The Critical non-Patriarch
Blessed — even while living in the valley
An Encouragement: I encourage you to read through Genesis 37-50 on your own, since I can only hit the “high points” of this lengthy, worthwhile portion of Scripture.
Joseph was the second-youngest child of Jacob, the third of the patriarchs (Abraham and Isaac) who were the founders of the tribe of the Hebrews. His mother was Rakhel (Rachel), one of Jacob’s two full wives. He had single full brother, Benjamin, who was the youngest in the family, but Rakhel died bearing him. He had many half-brothers and half-sisters, born to his aunt, Leah, and to his mother’s and aunt’s maidservants whom they gave to his father Jacob as secondary wives (sometimes referred to as concubines) to bear children to Jacob on their behalf, in accord with the pagan customs of the time. Rakhel and Leah were bitter rivals, Leah being the elder, Jacob’s first wife, and the mother of Jacob’s first sons, but Rakhel being the more beautiful, the one Jacob truly loved, and the one whose sons were Jacob’s favorites. Continue reading
Started Strong, But Did He Stay the Course?
Steve Daskal, CMAA
Gen 24 — This long chapter contains the story of how Abraham endeavors to ensure that Isaac has children of his own from “good stock.” I’m not going to go through it verse by verse; you can read it on your own if you haven’t already. Essentially, Abraham is firmly determined to find a wife for Isaac “from amongst his own people” — someone of Semitic, Aramean descent, not a Hamitic Canaanite or Egyptian. He wisely does not want his son, whose descendants are to inherit the land, to marry into one of the pagan families of the “old order” in the land. He also is probably aware of, and saddened by, what happened to Lot, who had not been so careful with his children. Abraham’s anonymous servant is introduced here — and he has an important role for someone who is left anonymous. He may have been the Elieazer of Damascus, Abraham’s foreman spoken of in Gen 15:2, who would have been his heir had Isaac not been born, or perhaps one of Elieazer’s sons (among these people, servants had various degrees of rank, that were inheritable like property). The servant is made to swear two things — first that he would do his best to bring a wife to Isaac from amongst Isaac’s maternal cousins back in Paddan Aram, but above all, under no condition was he to bring or allow Isaac to go back to Aram!
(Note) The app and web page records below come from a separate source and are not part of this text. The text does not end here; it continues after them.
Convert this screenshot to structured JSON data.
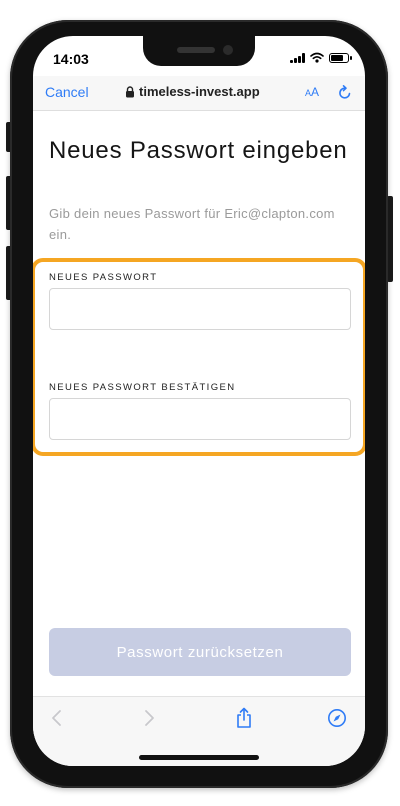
{
  "status_bar": {
    "time": "14:03",
    "icons": [
      "signal-icon",
      "wifi-icon",
      "battery-icon"
    ]
  },
  "browser": {
    "cancel_label": "Cancel",
    "address": "timeless-invest.app",
    "text_size_label_small": "A",
    "text_size_label_large": "A",
    "accent_color": "#2f7cf6",
    "icons": [
      "lock-icon",
      "reload-icon",
      "back-arrow-icon",
      "forward-arrow-icon",
      "share-icon",
      "compass-icon"
    ]
  },
  "page": {
    "title": "Neues Passwort eingeben",
    "subtitle": "Gib dein neues Passwort für Eric@clapton.com ein.",
    "fields": {
      "new_password": {
        "label": "NEUES PASSWORT",
        "value": "",
        "placeholder": ""
      },
      "confirm_password": {
        "label": "NEUES PASSWORT BESTÄTIGEN",
        "value": "",
        "placeholder": ""
      }
    },
    "submit_label": "Passwort zurücksetzen",
    "highlight_color": "#f5a623",
    "button_color": "#c7cde3"
  }
}
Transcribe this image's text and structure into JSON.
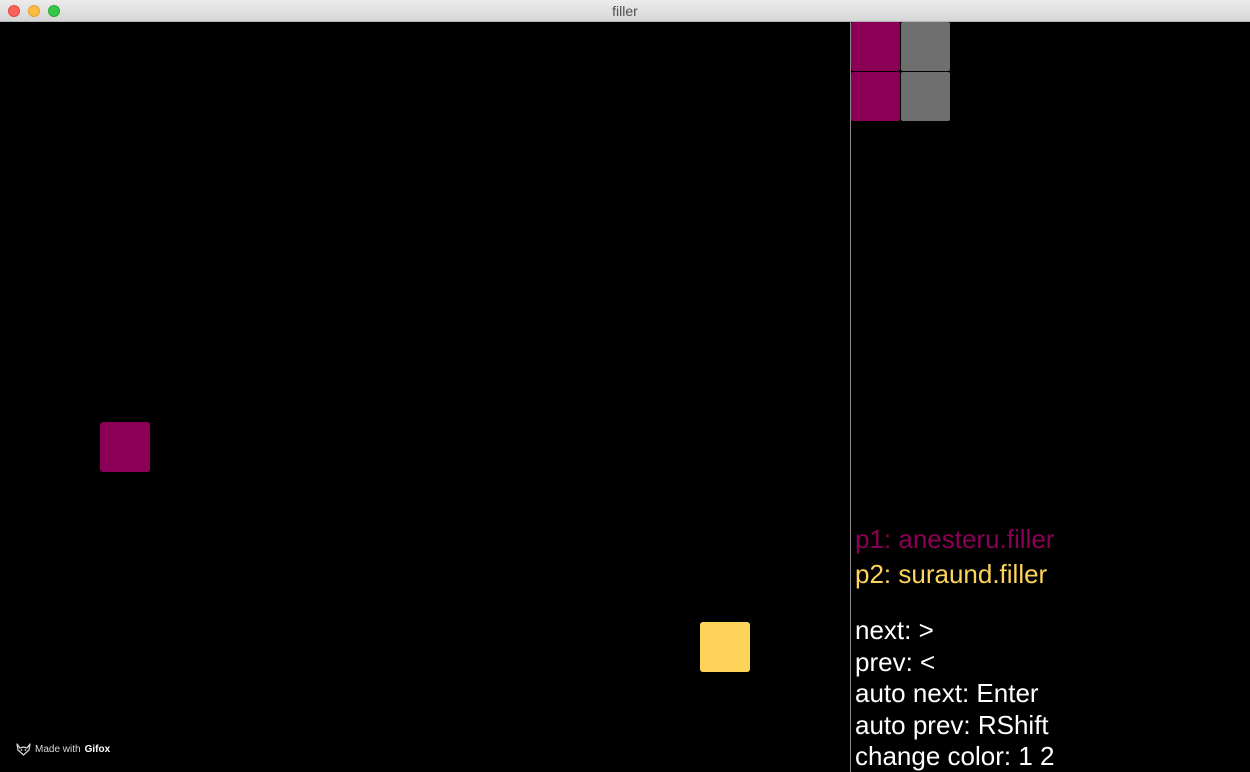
{
  "window": {
    "title": "filler"
  },
  "colors": {
    "p1": "#8b0056",
    "p2": "#ffd45a",
    "empty_piece": "#6f6f6f",
    "background": "#000000",
    "text": "#ffffff"
  },
  "board": {
    "cells": [
      {
        "owner": "p1",
        "row": 8,
        "col": 2
      },
      {
        "owner": "p2",
        "row": 12,
        "col": 14
      }
    ]
  },
  "piece": {
    "cells": [
      {
        "row": 0,
        "col": 0,
        "filled": true
      },
      {
        "row": 0,
        "col": 1,
        "filled": false
      },
      {
        "row": 1,
        "col": 0,
        "filled": true
      },
      {
        "row": 1,
        "col": 1,
        "filled": false
      }
    ]
  },
  "players": {
    "p1_label": "p1: anesteru.filler",
    "p2_label": "p2: suraund.filler"
  },
  "controls": [
    "next: >",
    "prev: <",
    "auto next: Enter",
    "auto prev: RShift",
    "change color: 1 2"
  ],
  "watermark": {
    "prefix": "Made with",
    "brand": "Gifox",
    "icon": "fox-icon"
  }
}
Abraham is confident that the servant will be successful; that God will send an angel to smooth his path before him to accomplish what is needful. Although Rebekah has never met her future husband, she seems quite willing to abandon her life in upper Mesopotamia and go in faith to meet and marry her new husband in a distant, unfamiliar land, knowing she will probably never see her family again.
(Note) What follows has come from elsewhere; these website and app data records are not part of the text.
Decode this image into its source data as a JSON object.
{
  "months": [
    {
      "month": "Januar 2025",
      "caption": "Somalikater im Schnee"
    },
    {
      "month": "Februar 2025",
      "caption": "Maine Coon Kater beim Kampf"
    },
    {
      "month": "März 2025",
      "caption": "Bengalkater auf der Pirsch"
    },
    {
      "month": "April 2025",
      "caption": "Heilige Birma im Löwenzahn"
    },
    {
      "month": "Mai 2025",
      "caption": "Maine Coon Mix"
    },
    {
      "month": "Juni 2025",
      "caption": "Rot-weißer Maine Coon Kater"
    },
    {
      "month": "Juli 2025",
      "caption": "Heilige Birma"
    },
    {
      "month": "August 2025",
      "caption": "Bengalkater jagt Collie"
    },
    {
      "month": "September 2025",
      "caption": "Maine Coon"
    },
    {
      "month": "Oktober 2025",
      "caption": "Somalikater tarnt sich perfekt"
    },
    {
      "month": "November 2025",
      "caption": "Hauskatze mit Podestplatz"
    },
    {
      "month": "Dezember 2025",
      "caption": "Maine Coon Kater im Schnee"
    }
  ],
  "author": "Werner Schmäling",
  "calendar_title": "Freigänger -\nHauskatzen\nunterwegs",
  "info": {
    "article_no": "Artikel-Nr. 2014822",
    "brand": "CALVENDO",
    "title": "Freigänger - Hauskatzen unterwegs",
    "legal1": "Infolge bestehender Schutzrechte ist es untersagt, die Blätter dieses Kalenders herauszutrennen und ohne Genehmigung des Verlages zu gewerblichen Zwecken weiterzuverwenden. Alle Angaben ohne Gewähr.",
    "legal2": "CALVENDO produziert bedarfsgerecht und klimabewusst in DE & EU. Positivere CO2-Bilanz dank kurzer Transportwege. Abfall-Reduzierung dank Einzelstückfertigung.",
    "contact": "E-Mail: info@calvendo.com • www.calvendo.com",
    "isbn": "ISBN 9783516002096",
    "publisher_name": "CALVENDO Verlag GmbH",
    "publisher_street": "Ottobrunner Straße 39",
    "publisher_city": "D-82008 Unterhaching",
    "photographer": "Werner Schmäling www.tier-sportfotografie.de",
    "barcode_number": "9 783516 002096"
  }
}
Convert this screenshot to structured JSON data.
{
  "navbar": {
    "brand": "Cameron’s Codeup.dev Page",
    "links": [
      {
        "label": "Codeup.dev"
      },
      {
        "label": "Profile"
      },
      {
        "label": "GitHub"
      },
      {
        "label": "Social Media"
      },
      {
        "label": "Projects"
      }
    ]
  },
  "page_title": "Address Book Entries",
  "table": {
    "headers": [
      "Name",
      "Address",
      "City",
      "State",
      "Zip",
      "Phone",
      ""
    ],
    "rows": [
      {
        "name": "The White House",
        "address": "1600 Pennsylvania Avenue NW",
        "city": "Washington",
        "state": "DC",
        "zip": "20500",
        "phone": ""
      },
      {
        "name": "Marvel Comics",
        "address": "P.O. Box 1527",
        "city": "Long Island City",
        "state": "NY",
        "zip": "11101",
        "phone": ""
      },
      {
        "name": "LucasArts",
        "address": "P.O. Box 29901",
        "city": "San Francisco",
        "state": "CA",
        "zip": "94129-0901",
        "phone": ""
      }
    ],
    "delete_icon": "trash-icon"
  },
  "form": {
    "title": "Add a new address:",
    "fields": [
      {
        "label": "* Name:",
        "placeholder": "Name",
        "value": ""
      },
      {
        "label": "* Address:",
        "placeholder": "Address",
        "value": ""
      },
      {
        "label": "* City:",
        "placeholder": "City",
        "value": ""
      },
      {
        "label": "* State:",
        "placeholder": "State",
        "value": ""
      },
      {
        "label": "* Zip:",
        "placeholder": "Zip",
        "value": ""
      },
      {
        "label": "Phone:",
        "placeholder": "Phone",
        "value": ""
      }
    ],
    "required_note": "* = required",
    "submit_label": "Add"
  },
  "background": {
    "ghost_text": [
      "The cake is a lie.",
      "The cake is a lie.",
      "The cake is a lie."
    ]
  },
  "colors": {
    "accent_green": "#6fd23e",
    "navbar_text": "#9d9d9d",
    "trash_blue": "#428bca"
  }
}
Dear Folks, Before you dive into this new post please officially welcome Steven E. Daskal to CMA&A. Steve is a historian and specializes in all forms of Judaica including Messianic Judaism. This site will give attribution to all material created by Steven E. Daskal.
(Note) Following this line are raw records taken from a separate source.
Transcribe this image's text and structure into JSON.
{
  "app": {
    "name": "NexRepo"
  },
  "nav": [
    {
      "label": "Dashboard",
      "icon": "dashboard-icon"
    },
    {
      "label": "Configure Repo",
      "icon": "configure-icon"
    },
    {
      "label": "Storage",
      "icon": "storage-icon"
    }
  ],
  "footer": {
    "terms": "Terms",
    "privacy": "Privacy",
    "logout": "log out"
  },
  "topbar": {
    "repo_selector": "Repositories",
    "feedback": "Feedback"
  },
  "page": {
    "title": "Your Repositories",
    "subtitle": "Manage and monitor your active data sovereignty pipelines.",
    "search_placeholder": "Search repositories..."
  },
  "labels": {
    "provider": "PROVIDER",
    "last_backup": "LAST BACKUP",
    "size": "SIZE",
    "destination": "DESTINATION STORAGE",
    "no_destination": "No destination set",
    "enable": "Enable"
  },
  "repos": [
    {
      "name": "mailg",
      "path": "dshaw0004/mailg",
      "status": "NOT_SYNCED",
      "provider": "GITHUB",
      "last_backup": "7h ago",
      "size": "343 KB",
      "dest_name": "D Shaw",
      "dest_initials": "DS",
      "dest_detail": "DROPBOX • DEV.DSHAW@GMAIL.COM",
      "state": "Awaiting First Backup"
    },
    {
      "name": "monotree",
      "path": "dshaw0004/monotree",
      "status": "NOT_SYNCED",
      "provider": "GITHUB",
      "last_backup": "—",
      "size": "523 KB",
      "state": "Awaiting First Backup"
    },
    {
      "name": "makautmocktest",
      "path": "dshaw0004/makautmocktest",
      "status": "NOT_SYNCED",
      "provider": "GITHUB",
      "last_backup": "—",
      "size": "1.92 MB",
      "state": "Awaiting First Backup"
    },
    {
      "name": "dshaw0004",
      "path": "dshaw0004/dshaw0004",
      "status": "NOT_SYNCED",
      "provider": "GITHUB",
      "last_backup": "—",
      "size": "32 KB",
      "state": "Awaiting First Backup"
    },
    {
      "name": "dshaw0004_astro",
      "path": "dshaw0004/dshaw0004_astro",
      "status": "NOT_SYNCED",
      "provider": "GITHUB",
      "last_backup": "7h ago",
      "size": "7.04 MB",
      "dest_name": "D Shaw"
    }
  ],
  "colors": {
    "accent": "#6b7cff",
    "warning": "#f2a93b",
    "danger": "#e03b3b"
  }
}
The story about God offering Himself and/or the Torah to many other peoples before the Jews were offered and accepted is a “Jewish joke,” not anything with Scriptural or historical merit. Continue reading